**PROBLEM**:
All that is needed is every line of the listing below that has "name".

**INFORMATION PROVIDED**:
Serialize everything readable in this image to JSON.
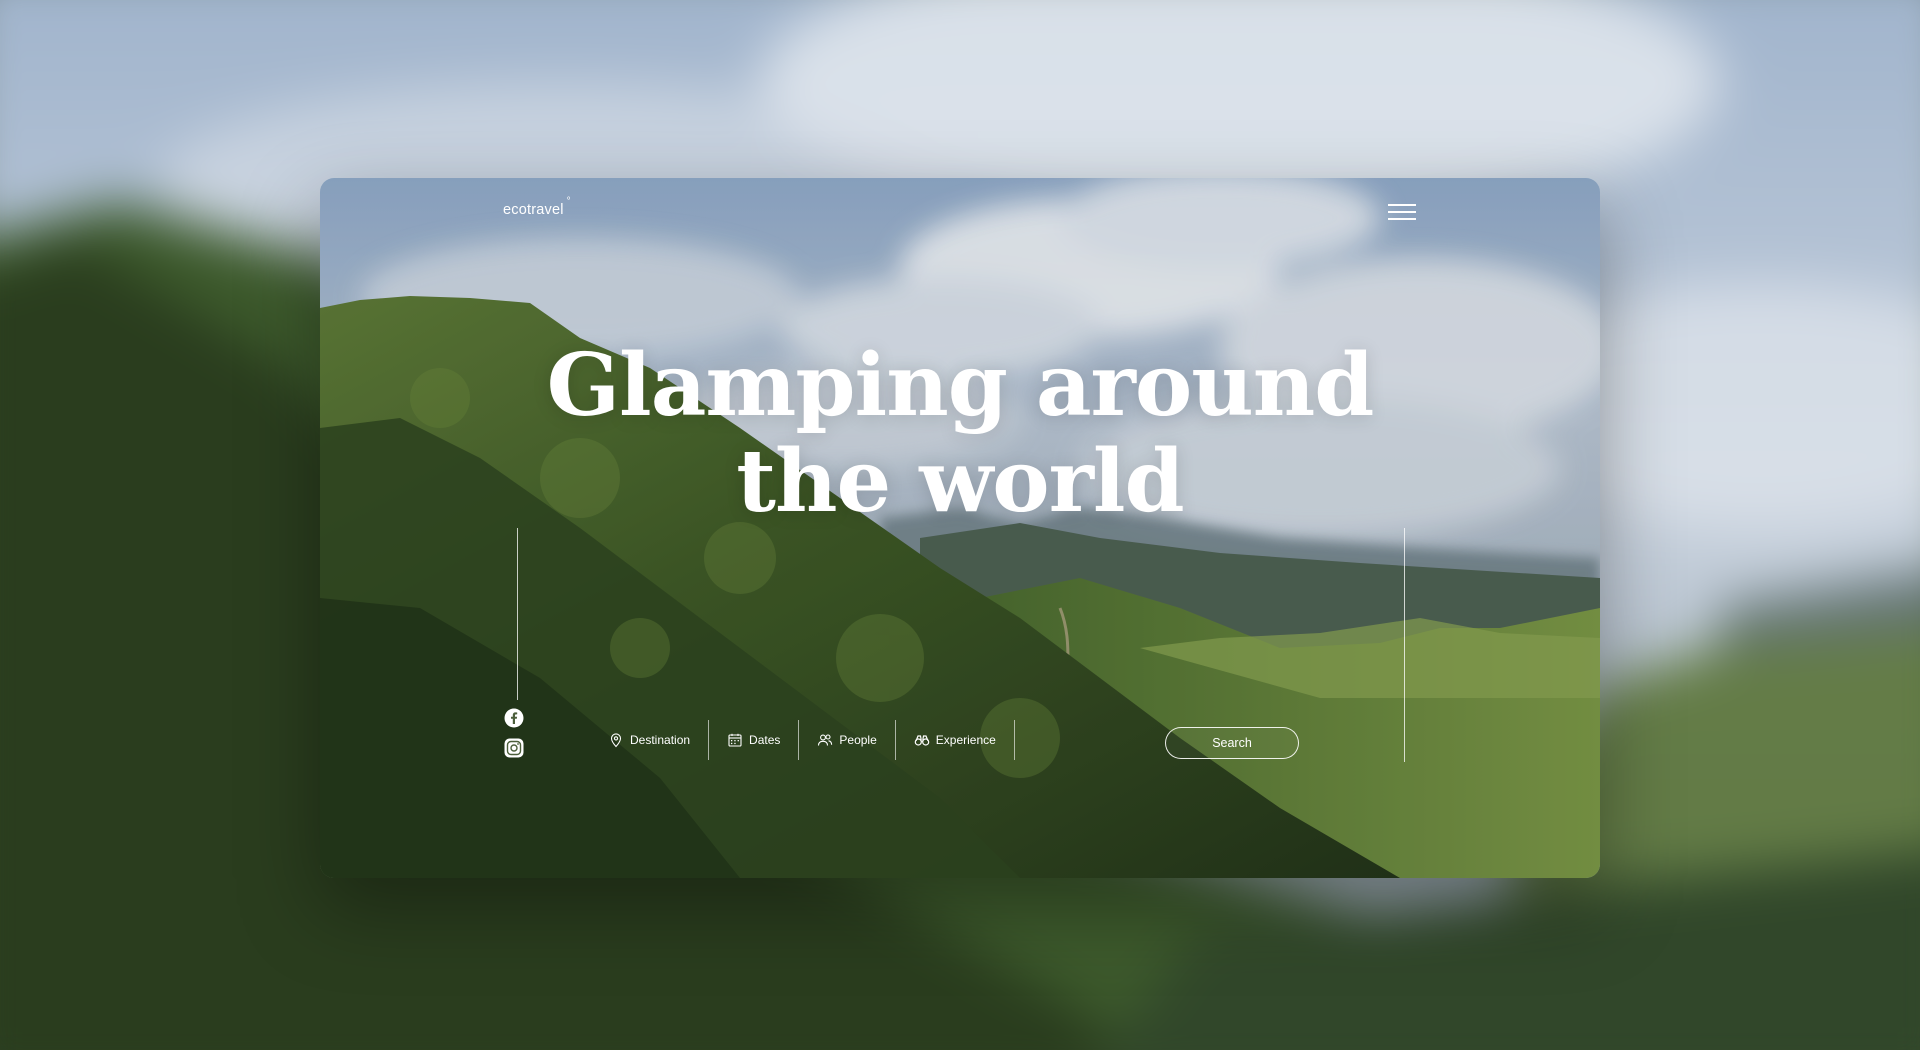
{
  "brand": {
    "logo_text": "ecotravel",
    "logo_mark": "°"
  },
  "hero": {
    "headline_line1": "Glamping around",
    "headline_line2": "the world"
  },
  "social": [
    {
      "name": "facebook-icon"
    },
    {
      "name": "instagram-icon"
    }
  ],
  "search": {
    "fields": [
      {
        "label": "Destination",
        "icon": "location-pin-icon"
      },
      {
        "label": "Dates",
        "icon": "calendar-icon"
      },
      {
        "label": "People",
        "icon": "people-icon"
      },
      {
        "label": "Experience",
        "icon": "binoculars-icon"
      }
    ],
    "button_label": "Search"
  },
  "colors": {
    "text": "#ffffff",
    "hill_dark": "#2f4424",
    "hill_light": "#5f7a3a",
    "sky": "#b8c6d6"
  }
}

**OUTPUT FOR THIS EXERCISE**:
      "name": "facebook-icon"
      "name": "instagram-icon"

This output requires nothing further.